Creative Commons License photo credit: James Gagen

Author-illustrator Tomie dePaola’s books are easily recognized for their bright colors, simple lines and wonderful stories.  DePaola has the distinction of having been honored by the American Library Association with both the Newbery Honor Book Award (the most distinguished contribution to American literature for children) and the Caldecott Honor Book Award (the most distinguished American picture book for children.)  “The Legend of the Poinsettia” follows dePaola’s incredibly successful “The Legend of the Bluebonnet” and “The Legend of the Indian Paintbrush,” legends familiar to every schoolchild in Texas. 

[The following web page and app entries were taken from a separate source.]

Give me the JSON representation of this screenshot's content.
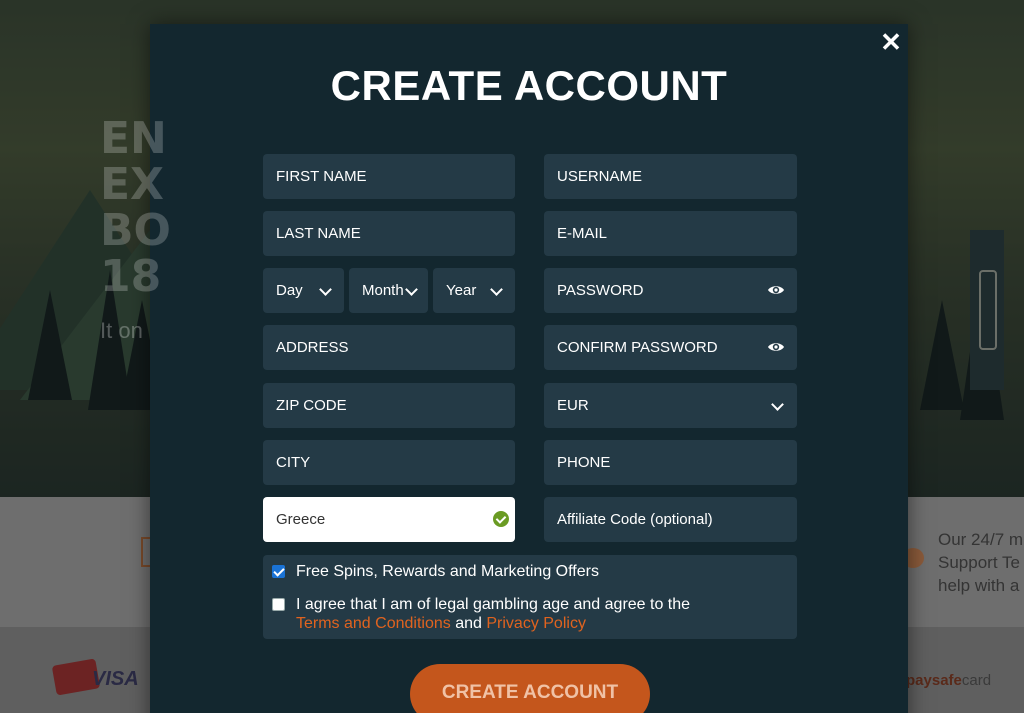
{
  "background": {
    "hero_lines": [
      "EN",
      "EX",
      "BO",
      "18"
    ],
    "hero_sub": "It on",
    "support_lines": [
      "Our 24/7 m",
      "Support Te",
      "help with a"
    ],
    "payments": {
      "visa": "VISA",
      "paysafe_a": "paysafe",
      "paysafe_b": "card"
    }
  },
  "modal": {
    "title": "CREATE ACCOUNT",
    "close_label": "✕",
    "left_fields": {
      "first_name": "FIRST NAME",
      "last_name": "LAST NAME",
      "day": "Day",
      "month": "Month",
      "year": "Year",
      "address": "ADDRESS",
      "zip": "ZIP CODE",
      "city": "CITY",
      "country": "Greece"
    },
    "right_fields": {
      "username": "USERNAME",
      "email": "E-MAIL",
      "password": "PASSWORD",
      "confirm_password": "CONFIRM PASSWORD",
      "currency": "EUR",
      "phone": "PHONE",
      "affiliate": "Affiliate Code (optional)"
    },
    "consent": {
      "marketing": "Free Spins, Rewards and Marketing Offers",
      "agree_prefix": "I agree that I am of legal gambling age and agree to the",
      "terms_link": "Terms and Conditions",
      "and": "and",
      "privacy_link": "Privacy Policy"
    },
    "submit_label": "CREATE ACCOUNT"
  },
  "colors": {
    "accent": "#e0631f",
    "button": "#c4561c",
    "modal_bg": "#13272f",
    "field_bg": "#243a46",
    "check_green": "#6a9b23"
  }
}
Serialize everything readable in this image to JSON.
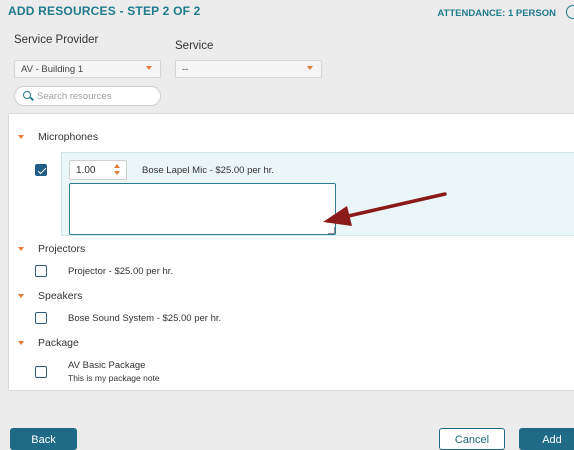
{
  "header": {
    "title": "ADD RESOURCES - STEP 2 OF 2",
    "attendance": "ATTENDANCE: 1 PERSON"
  },
  "filters": {
    "service_provider_label": "Service Provider",
    "service_provider_value": "AV - Building 1",
    "service_label": "Service",
    "service_value": "--",
    "search_placeholder": "Search resources"
  },
  "categories": [
    {
      "name": "Microphones",
      "items": [
        {
          "label": "Bose Lapel Mic  - $25.00  per hr.",
          "checked": true,
          "quantity": "1.00",
          "note": ""
        }
      ]
    },
    {
      "name": "Projectors",
      "items": [
        {
          "label": "Projector  - $25.00  per hr.",
          "checked": false
        }
      ]
    },
    {
      "name": "Speakers",
      "items": [
        {
          "label": "Bose Sound System  - $25.00  per hr.",
          "checked": false
        }
      ]
    },
    {
      "name": "Package",
      "items": [
        {
          "label": "AV Basic Package",
          "sublabel": "This is my package note",
          "checked": false
        }
      ]
    }
  ],
  "footer": {
    "back_label": "Back",
    "cancel_label": "Cancel",
    "add_label": "Add"
  },
  "colors": {
    "accent": "#1f7a8c",
    "primary_button": "#1f6a86",
    "caret": "#e07b3a",
    "annotation_arrow": "#8b1a1a"
  },
  "icons": [
    "search-icon",
    "help-icon",
    "chevron-down-icon",
    "checkbox-icon",
    "spinner-up-icon",
    "spinner-down-icon",
    "resize-grip-icon"
  ]
}
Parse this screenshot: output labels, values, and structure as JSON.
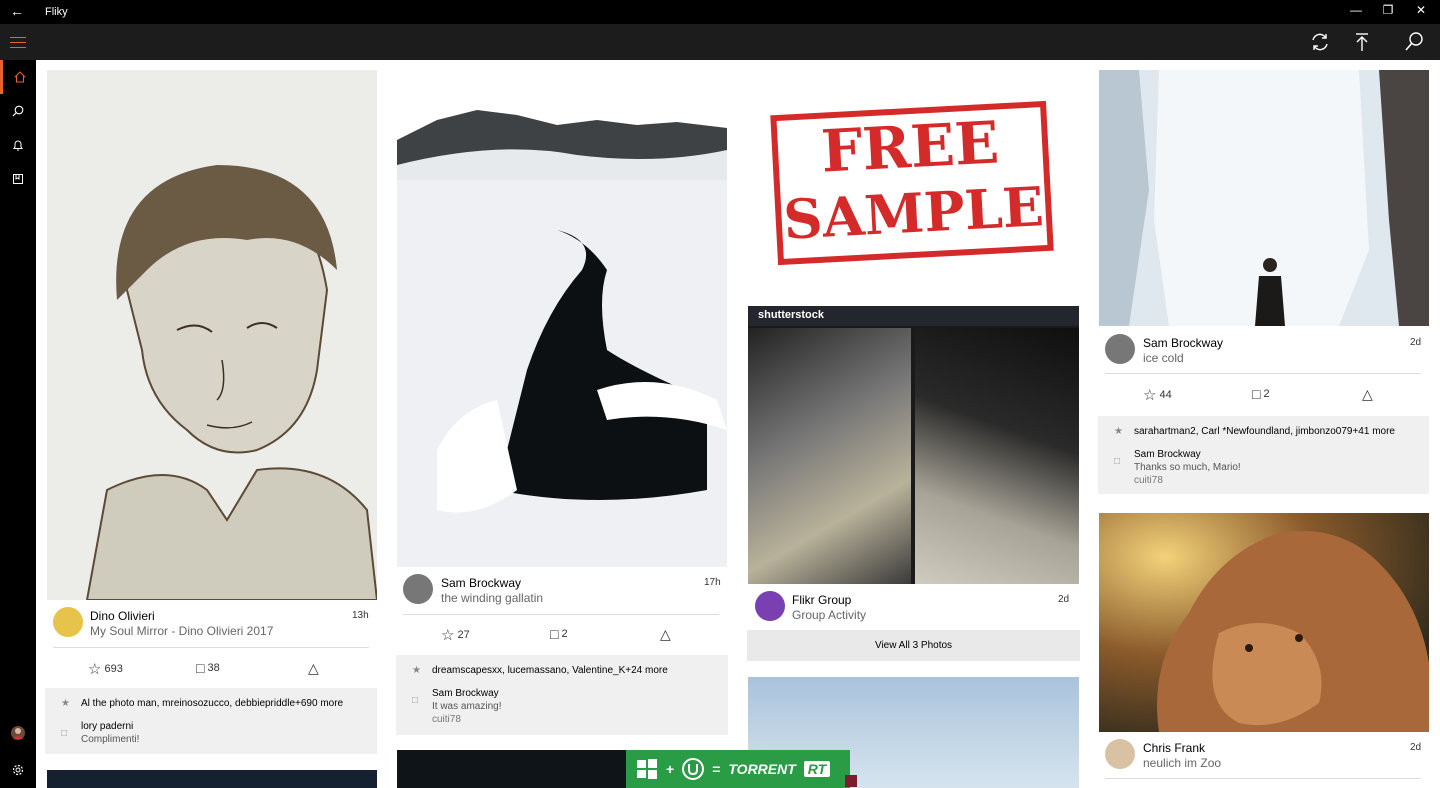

In “The Legend of the Poinsettia,” Lucida’s family lives in the mountains of Mexico.  One day near Christmas, Padre Alvarez visits her family and asked Lucida’s mother to weave a new blanket for the figure of Baby Jesus in the Christmas procession.  The blanket is a gift to the Baby Jesus on Christmas Eve. After buying the finest yarn, Lucida’s mother becomes sick and has to live with relatives until she recovers.  Lucida tries to weave the blanket, but the yarn becomes hopelessly tangled.  On Christmas Eve Lucida hides because she has no gift to give, but an old woman tells her, “Any gift is beautiful because it is given.”  Lucida gathers green weeds, places them around the altar in the church and kneels to pray.  Instantly, the end of each weed becomes tipped with a flaming red star, and the weeds outside the church are transformed, too.  The people of the village call the brightly colored flowers “La Flor de Nochebuena” – the Flower of the Holy Night – the poinsettia.  Lucida’s simple gift is a part of our Christmas traditions today.

Gary Solo is a well-known Hispanic author of both books for children and young adults.  The picture book “Too Many Tamales” celebrates family love at Christmas.  Maria and her mother are making tamales for Christmas Eve dinner.  While kneading the masa, the temptation becomes too great for Maria, and she tries on her mother’s special ring before she returns to making the tamales.  A few hours later aunts, uncles and cousins arrive and the children go upstairs to play.  Maria suddenly remembers the ring and knew it must have been baked into one of the 24 tamales.  The cousins ate all the tamales, but found no ring, so Maria had to tell her mother what she had done.  All’s well that ends well, and Maria’s Aunt Rosa reminds everyone that the second batch of tamales always tastes better than the first!

A Native American Kiva 
Creative Commons License photo credit: Dave Boyer

Plan a visit to the McGovern Hall of the Americas on the third floor of the Houston Museum of Natural Science.  This incredible hall has examples of Native American life from the Arctic to the Amazon.  You will learn about life in a kiva, see a collection of kachina dolls, discover the importance of the jaguar to the cacao fields, witness an ancient ball game played by the Aztecs and so much more!  After reading about Hispanic culture, you will experience it for yourself.